[WHAT YOU HAVE TO DO]
Scan the records below for the word "this" and give only the number of lines that hold it.

[DATA SUPPLIED]
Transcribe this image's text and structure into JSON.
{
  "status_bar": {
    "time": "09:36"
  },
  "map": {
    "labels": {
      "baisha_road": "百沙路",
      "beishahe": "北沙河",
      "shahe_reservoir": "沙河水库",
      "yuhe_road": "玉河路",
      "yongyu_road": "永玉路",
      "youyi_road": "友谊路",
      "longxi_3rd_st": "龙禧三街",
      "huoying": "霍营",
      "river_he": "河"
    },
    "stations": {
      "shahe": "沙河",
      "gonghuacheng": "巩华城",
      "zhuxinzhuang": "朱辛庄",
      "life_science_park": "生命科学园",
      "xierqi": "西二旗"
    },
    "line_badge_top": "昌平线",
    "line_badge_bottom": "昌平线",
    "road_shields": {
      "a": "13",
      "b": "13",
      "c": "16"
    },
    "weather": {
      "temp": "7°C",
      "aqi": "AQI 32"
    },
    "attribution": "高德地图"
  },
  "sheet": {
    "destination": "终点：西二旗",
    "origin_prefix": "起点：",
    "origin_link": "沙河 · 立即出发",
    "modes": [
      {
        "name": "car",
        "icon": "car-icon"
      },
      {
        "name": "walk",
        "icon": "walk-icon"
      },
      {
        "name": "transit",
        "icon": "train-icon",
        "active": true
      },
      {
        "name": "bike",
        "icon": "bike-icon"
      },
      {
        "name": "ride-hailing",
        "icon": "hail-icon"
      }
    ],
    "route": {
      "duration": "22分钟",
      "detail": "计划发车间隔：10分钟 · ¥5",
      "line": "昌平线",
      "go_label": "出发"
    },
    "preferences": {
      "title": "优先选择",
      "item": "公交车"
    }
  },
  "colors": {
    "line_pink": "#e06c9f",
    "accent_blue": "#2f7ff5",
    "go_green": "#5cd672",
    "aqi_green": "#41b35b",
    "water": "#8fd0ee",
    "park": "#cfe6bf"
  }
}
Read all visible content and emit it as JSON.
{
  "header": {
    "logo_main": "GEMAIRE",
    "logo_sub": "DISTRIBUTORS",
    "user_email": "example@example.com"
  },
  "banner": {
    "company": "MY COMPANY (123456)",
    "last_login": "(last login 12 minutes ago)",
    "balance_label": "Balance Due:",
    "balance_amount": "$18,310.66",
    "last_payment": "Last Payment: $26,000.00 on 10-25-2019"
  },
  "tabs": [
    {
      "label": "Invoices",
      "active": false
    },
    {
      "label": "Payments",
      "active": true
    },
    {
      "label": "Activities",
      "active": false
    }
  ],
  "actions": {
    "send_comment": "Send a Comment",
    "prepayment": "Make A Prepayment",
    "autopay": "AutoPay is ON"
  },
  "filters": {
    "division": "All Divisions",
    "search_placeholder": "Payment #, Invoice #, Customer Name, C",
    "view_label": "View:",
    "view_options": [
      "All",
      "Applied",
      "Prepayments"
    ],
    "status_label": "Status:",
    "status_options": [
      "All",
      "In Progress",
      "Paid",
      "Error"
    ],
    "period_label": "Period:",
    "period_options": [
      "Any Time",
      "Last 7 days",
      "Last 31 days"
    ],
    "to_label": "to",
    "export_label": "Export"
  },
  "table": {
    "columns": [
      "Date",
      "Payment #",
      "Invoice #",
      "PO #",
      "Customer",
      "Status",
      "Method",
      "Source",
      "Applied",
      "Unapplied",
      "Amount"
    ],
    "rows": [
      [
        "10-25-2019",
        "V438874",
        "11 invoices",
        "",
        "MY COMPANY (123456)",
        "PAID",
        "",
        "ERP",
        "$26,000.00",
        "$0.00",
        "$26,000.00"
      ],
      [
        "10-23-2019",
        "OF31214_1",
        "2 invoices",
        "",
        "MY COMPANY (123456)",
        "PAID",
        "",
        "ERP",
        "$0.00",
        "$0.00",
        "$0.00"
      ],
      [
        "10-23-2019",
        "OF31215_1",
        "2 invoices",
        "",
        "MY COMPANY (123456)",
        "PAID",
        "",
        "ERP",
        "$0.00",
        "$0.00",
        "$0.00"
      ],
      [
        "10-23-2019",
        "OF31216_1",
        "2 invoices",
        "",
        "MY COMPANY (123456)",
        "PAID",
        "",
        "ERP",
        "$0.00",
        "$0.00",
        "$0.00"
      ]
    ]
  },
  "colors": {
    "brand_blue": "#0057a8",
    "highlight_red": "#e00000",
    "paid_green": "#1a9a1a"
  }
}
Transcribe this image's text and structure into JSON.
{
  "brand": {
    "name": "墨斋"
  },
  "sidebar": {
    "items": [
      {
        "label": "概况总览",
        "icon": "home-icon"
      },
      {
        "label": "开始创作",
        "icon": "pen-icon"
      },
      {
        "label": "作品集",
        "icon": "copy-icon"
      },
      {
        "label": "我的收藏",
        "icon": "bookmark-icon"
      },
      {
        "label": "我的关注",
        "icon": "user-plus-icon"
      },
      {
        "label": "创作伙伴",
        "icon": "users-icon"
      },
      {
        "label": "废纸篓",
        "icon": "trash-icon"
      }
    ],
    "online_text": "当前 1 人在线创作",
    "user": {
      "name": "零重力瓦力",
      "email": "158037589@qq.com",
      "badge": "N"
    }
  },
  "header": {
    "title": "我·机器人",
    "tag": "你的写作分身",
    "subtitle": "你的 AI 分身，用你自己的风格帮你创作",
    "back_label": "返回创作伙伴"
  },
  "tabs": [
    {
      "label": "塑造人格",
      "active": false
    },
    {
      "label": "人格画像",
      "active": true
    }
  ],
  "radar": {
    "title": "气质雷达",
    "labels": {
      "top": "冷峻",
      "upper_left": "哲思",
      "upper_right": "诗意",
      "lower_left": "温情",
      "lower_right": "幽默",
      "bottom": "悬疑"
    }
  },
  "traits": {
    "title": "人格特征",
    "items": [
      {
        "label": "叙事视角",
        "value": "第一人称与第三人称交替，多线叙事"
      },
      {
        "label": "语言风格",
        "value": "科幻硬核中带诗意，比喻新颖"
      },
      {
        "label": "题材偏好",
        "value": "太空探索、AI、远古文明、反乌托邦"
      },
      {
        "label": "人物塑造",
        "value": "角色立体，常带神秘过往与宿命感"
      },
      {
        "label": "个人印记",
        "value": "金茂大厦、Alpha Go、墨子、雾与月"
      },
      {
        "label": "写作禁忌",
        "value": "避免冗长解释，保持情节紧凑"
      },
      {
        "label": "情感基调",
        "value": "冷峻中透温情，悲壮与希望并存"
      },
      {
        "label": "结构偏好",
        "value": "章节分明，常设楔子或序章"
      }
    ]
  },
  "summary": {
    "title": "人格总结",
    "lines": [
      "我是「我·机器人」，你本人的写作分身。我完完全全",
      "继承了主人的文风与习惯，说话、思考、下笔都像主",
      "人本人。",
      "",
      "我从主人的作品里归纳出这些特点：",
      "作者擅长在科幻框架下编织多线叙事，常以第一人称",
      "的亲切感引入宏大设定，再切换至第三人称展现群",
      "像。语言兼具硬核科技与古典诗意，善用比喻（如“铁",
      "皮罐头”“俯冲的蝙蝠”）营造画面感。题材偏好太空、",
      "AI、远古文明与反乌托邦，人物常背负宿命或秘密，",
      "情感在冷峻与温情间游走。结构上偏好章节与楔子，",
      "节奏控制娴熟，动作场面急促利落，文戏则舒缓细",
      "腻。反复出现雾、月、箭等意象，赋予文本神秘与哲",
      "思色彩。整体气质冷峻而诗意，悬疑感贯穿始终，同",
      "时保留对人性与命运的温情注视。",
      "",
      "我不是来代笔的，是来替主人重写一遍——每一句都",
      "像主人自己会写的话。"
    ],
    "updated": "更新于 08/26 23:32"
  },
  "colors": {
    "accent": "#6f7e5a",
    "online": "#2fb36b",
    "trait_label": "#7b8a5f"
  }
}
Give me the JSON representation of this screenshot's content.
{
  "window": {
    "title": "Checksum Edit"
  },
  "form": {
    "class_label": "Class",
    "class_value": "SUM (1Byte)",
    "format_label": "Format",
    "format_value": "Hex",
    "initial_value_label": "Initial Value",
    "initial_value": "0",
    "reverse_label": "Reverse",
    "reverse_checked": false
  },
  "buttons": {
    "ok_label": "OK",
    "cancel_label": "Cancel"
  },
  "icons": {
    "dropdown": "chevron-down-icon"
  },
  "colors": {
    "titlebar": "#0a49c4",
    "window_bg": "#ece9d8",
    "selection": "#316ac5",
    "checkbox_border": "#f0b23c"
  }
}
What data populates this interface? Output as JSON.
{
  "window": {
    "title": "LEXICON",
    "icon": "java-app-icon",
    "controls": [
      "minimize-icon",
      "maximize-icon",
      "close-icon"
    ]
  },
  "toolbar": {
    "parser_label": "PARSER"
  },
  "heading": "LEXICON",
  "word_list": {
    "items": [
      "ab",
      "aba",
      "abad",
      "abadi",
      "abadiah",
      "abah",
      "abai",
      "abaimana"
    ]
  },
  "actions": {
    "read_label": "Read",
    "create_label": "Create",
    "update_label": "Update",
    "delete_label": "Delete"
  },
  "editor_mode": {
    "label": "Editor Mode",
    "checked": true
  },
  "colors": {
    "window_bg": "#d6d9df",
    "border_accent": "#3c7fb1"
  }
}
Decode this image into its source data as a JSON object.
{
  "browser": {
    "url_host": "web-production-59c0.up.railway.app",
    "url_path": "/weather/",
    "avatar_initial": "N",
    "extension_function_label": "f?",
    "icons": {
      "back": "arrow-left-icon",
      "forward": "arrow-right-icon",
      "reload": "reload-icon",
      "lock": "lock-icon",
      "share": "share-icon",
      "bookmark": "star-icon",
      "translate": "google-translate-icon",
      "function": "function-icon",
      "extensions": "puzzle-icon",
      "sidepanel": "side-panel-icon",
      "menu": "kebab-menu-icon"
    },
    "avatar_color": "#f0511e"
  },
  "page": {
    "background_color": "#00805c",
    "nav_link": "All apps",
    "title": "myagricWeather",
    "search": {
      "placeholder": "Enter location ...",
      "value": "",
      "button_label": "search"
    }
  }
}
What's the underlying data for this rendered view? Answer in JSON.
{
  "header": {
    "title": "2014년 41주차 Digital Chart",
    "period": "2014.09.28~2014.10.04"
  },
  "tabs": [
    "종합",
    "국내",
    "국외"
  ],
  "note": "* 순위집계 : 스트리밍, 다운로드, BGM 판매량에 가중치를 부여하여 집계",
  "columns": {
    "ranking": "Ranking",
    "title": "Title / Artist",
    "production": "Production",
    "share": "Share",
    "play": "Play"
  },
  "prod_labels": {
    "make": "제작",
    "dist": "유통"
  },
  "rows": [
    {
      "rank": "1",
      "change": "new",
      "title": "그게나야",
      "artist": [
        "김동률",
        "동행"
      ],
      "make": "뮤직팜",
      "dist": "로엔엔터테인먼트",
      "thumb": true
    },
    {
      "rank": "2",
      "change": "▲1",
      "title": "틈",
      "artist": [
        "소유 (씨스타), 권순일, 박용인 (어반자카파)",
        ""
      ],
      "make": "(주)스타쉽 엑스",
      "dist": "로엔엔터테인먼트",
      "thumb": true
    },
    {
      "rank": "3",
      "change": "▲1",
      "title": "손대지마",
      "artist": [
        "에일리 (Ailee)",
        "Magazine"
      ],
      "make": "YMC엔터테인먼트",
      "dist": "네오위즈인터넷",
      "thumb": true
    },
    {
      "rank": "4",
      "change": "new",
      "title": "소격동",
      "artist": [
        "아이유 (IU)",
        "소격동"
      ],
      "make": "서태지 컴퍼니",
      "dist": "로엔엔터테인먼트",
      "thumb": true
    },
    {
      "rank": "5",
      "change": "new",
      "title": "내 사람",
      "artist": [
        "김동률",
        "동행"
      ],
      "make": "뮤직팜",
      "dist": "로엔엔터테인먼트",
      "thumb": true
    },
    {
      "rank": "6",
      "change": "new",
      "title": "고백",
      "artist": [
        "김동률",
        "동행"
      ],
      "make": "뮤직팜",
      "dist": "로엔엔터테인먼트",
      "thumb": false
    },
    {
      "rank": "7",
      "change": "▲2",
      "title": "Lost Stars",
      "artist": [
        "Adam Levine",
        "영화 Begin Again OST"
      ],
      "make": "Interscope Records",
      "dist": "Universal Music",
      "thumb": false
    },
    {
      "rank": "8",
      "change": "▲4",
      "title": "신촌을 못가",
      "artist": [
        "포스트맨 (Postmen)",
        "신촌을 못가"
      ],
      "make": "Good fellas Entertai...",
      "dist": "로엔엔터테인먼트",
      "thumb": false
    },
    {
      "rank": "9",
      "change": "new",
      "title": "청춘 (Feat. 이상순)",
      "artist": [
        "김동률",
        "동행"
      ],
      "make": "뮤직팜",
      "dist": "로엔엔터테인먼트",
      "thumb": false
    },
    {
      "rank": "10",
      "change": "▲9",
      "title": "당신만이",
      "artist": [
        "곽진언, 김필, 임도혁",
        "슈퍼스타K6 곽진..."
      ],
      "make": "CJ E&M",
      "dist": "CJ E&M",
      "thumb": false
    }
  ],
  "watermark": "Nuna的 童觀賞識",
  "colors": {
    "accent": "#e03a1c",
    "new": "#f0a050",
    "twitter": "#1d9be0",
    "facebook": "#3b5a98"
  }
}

[OUTPUT OF THE EXERCISE]
6